George Scorsis: salary requirements for remote workers in a post-Covid world


It’s hard to believe that back in March, we thought we’d be working from home for just a couple of weeks. At this point, many of us are seeing the real possibility of a permanent or longer-term work-from-home situation. The reality is, employees need to be able to do their jobs in a reliable workspace with proper communication tools, which most often, today’s technology readily supplies.

To take the example of a key corporation in our digital platform economy, last summer Facebook began making plans to accommodate employees who wanted to work remotely more permanently. CEO Mark Zuckerberg announced that, for those who “live in a location where the cost of living is dramatically lower, or the cost of labour is lower, then salaries do tend to be somewhat lower in those places,” referring to a policy to lower salaries for such employees who choose to move.

One can imagine such an announcement would receive some backlash. There are good points to be made for and against this kind of move.

Working from home means people are saving time and money on commuting. Some studies show transportation costs can be between $2,600 and $6,125 per year in the United States. Otherwise, those who take public transportation often have longer commutes and more stressful schedules. Indeed working from home has been a benefit in this regard.

“If you think of someone who commutes one hour each way on top of an eight hour a day, then really their salary is divided into ten hours daily,” explains George Scorsis. “Working from home means your time just got more valuable per hour of work.” Scorsis is a serial entrepreneur and business leader who has worked in the energy drinks and cannabis sectors, among others.

Then there are the seeming out-of-pocket expenses for the remote worker. At a workplace, the employer typically provides all the supplies, equipment, and furniture. Moreover, agencies like OSHA in the US and CCOHS in Canada mandate that employers provide for the health and safety of their employees in the workplace.

Many don’t consider their own homes to be hazardous to health and safety.

But that pre-COVID home office might not be adequately ergonomic if you’re there all day. Likewise, laptops are less optimal for continued work than a proper desktop. Eye strain, back pain, and nerve damage like carpal tunnel can result from a sub-optimal work setup.

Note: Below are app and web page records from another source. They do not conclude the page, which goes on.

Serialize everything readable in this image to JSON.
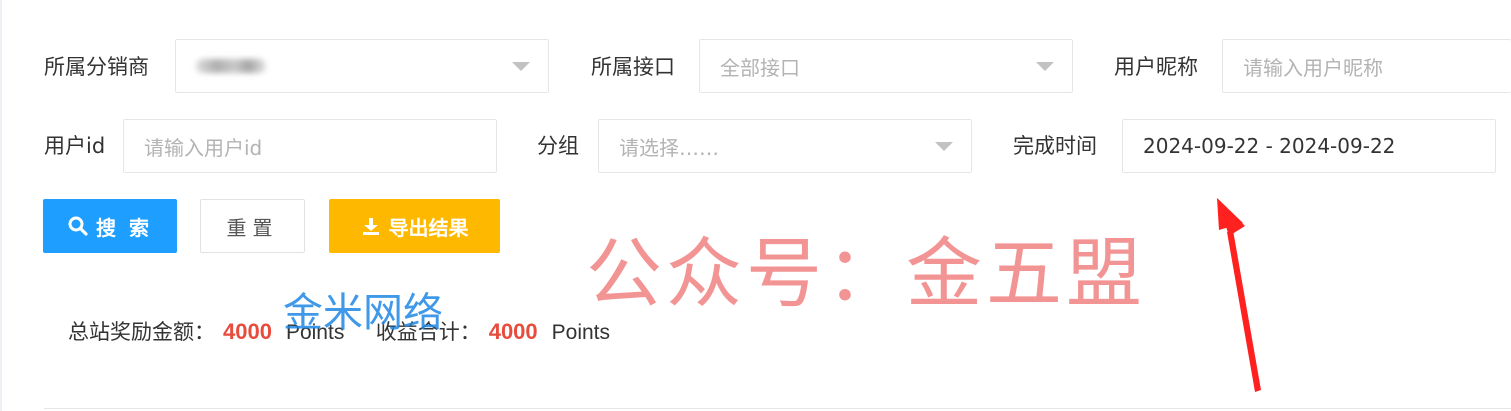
{
  "filters": {
    "distributor": {
      "label": "所属分销商"
    },
    "interface": {
      "label": "所属接口",
      "value": "全部接口"
    },
    "nickname": {
      "label": "用户昵称",
      "placeholder": "请输入用户昵称"
    },
    "userid": {
      "label": "用户id",
      "placeholder": "请输入用户id"
    },
    "group": {
      "label": "分组",
      "placeholder": "请选择……"
    },
    "finish_time": {
      "label": "完成时间",
      "value": "2024-09-22 - 2024-09-22"
    }
  },
  "buttons": {
    "search": "搜 索",
    "reset": "重置",
    "export": "导出结果"
  },
  "summary": {
    "total_label": "总站奖励金额：",
    "total_value": "4000",
    "total_unit": "Points",
    "income_label": "收益合计：",
    "income_value": "4000",
    "income_unit": "Points"
  },
  "watermarks": {
    "red": "公众号：金五盟",
    "blue": "金米网络"
  },
  "colors": {
    "primary": "#1e9fff",
    "warning": "#ffb800",
    "number_red": "#e74c3c",
    "watermark_red": "#f38c8c",
    "watermark_blue": "#1e88e5",
    "arrow_red": "#ff2020"
  }
}
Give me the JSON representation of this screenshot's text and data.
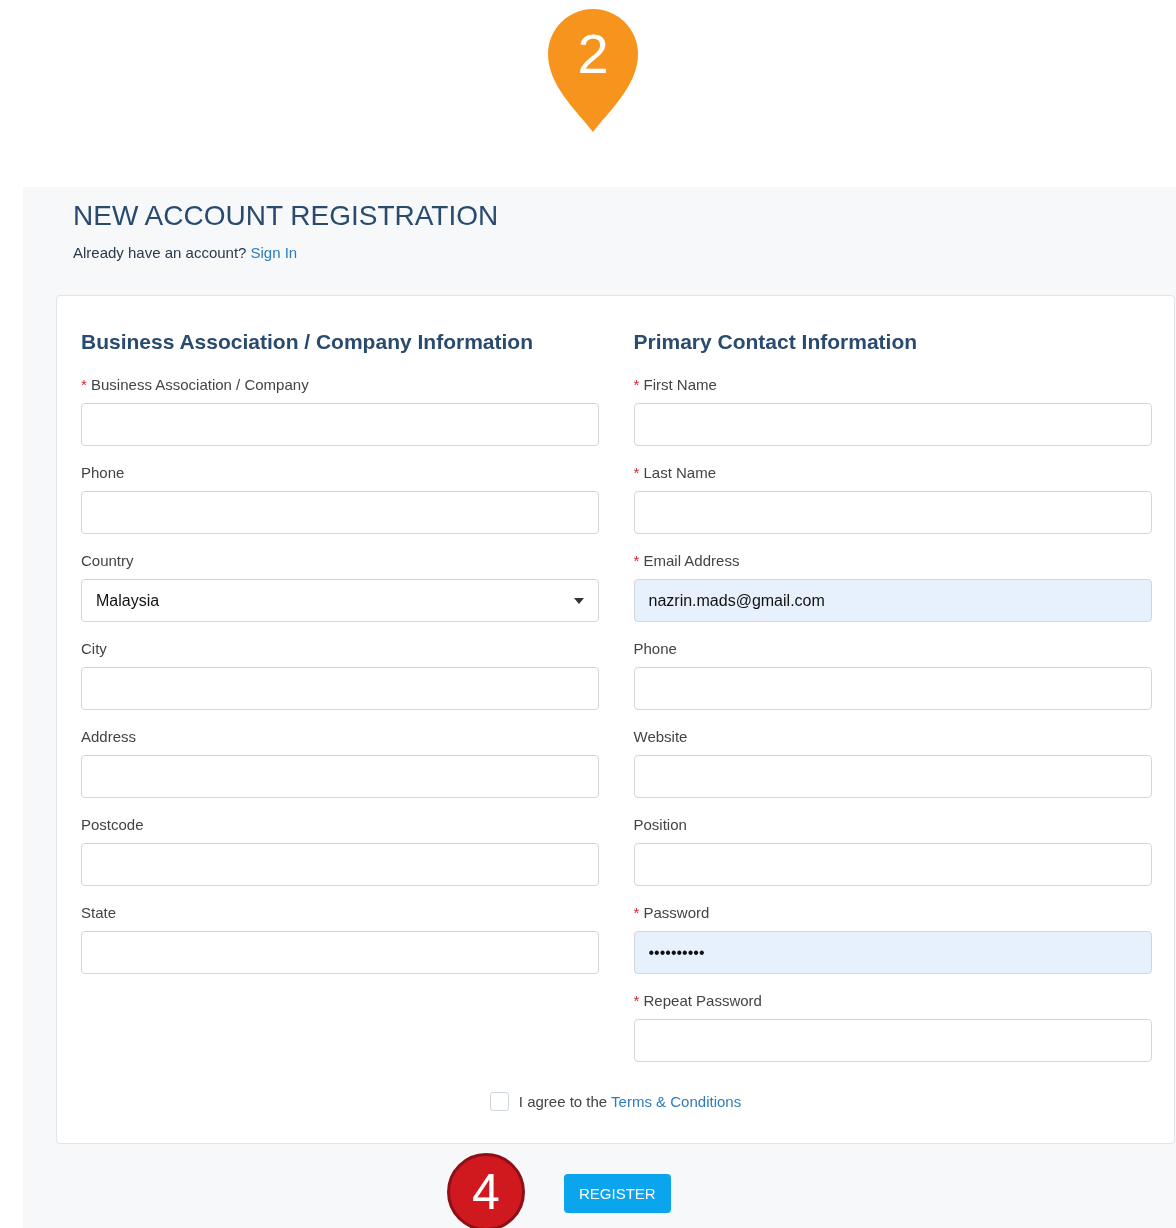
{
  "step_markers": [
    {
      "kind": "pin",
      "label": "2",
      "color": "#f7941d"
    },
    {
      "kind": "circle",
      "label": "4",
      "color": "#d0181f"
    }
  ],
  "page": {
    "title": "NEW ACCOUNT REGISTRATION",
    "prompt": "Already have an account?",
    "link": "Sign In"
  },
  "sections": [
    {
      "title": "Business Association / Company Information",
      "fields": [
        {
          "label": "Business Association / Company",
          "required_mark": "*",
          "kind": "text"
        },
        {
          "label": "Phone",
          "kind": "text"
        },
        {
          "label": "Country",
          "kind": "select",
          "value": "Malaysia"
        },
        {
          "label": "City",
          "kind": "text"
        },
        {
          "label": "Address",
          "kind": "text"
        },
        {
          "label": "Postcode",
          "kind": "text"
        },
        {
          "label": "State",
          "kind": "text"
        }
      ]
    },
    {
      "title": "Primary Contact Information",
      "fields": [
        {
          "label": "First Name",
          "required_mark": "*",
          "kind": "text"
        },
        {
          "label": "Last Name",
          "required_mark": "*",
          "kind": "text"
        },
        {
          "label": "Email Address",
          "required_mark": "*",
          "kind": "text",
          "value": "nazrin.mads@gmail.com",
          "autofilled": true
        },
        {
          "label": "Phone",
          "kind": "text"
        },
        {
          "label": "Website",
          "kind": "text"
        },
        {
          "label": "Position",
          "kind": "text"
        },
        {
          "label": "Password",
          "required_mark": "*",
          "kind": "text",
          "value": "••••••••••",
          "autofilled": true
        },
        {
          "label": "Repeat Password",
          "required_mark": "*",
          "kind": "text"
        }
      ]
    }
  ],
  "terms": {
    "checked": false,
    "text": "I agree to the",
    "link": "Terms & Conditions"
  },
  "register_button": "REGISTER"
}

Not to mention the added costs due to wear and tear to your equipment, extra utility use, and office supplies.

To counter this, many companies are helping their employees foot the bill.

Companies like Shopify and Twitter are giving remote employees $1,000 to help with the transition.

“What this means is if you need a new desk or a computer chair, you can ask your employer to help pay for this,” George Scorsis explains. “Further, cash allowances tell an employee that their company is willing to go the extra mile to ensure they have all the tools they need to get the job done at home.  It also ensures employees are comfortable and productive.”

Another factor to consider in the post-Covid world is rent. One may assume companies are saving money by not having to pay rent on an office space, but that’s far from the truth. Many companies are locked into rental contracts that they haven’t been able to break.

In exceptional circumstances, like during a forced lockdown, one would also assume there is legal recourse to break or suspend a lease, and that’s just not the case. Arthur Kats, director of the Microenterprise Project at Volunteers of Legal Service in New York, says that “[t]he vast majority of our clients that we’re seeing have no automatic right to suspend their rent obligations during this crisis.” Kats adds that for those hoping the lease would have a solution, “the answers in the lease, particularly in these commercial leases, are probably not going to be very favorable to the commercial tenants.”

In the end, there’s no one-size-fits-all solution. For instance, salary adjustments will affect small-business employees differently from those who work in corporate offices. “Employers will have to keep flexibility in mind as they continue to navigate the working requirements for employees now, and when the pandemic is finally over and readjustments need to be made,” says George Scorsis.

Which brings us back to the question of Facebook’s decision: As these employees are not what we now deem “essential,” and they have the flexibility to work from home, the argument goes that they could be flexible with salary as well.

About Neel Achary 18427 Articles
Neel Achary is the editor of Business News This Week. He has been covering all the business stories, economy, and corporate stories.